» Task to complete: All entries below are to be set down again exactly as given.

☆ ☆ ☆

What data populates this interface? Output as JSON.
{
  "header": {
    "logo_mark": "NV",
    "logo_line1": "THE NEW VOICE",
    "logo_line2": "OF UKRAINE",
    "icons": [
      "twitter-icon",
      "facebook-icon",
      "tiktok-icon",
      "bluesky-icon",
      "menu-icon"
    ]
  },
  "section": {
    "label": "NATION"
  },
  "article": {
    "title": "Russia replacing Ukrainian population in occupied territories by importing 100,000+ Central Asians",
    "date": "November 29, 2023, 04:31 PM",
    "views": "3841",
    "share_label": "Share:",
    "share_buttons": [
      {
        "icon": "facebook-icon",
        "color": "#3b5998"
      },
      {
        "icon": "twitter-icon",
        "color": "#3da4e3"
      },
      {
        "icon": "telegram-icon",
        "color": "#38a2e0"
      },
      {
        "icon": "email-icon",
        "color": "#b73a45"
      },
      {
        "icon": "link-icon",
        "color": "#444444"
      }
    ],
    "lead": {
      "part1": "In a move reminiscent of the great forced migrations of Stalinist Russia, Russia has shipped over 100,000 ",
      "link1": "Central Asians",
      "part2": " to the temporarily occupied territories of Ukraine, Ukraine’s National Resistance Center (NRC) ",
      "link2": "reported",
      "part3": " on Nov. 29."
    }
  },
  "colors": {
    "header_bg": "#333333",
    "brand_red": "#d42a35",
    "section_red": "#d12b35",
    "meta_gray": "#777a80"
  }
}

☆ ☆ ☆

» Written solution:
What data populates this interface? Output as JSON.
{
  "header": {
    "logo_mark": "NV",
    "logo_line1": "THE NEW VOICE",
    "logo_line2": "OF UKRAINE",
    "icons": [
      "twitter-icon",
      "facebook-icon",
      "tiktok-icon",
      "bluesky-icon",
      "menu-icon"
    ]
  },
  "section": {
    "label": "NATION"
  },
  "article": {
    "title": "Russia replacing Ukrainian population in occupied territories by importing 100,000+ Central Asians",
    "date": "November 29, 2023, 04:31 PM",
    "views": "3841",
    "share_label": "Share:",
    "share_buttons": [
      {
        "icon": "facebook-icon",
        "color": "#3b5998"
      },
      {
        "icon": "twitter-icon",
        "color": "#3da4e3"
      },
      {
        "icon": "telegram-icon",
        "color": "#38a2e0"
      },
      {
        "icon": "email-icon",
        "color": "#b73a45"
      },
      {
        "icon": "link-icon",
        "color": "#444444"
      }
    ],
    "lead": {
      "part1": "In a move reminiscent of the great forced migrations of Stalinist Russia, Russia has shipped over 100,000 ",
      "link1": "Central Asians",
      "part2": " to the temporarily occupied territories of Ukraine, Ukraine’s National Resistance Center (NRC) ",
      "link2": "reported",
      "part3": " on Nov. 29."
    }
  },
  "colors": {
    "header_bg": "#333333",
    "brand_red": "#d42a35",
    "section_red": "#d12b35",
    "meta_gray": "#777a80"
  }
}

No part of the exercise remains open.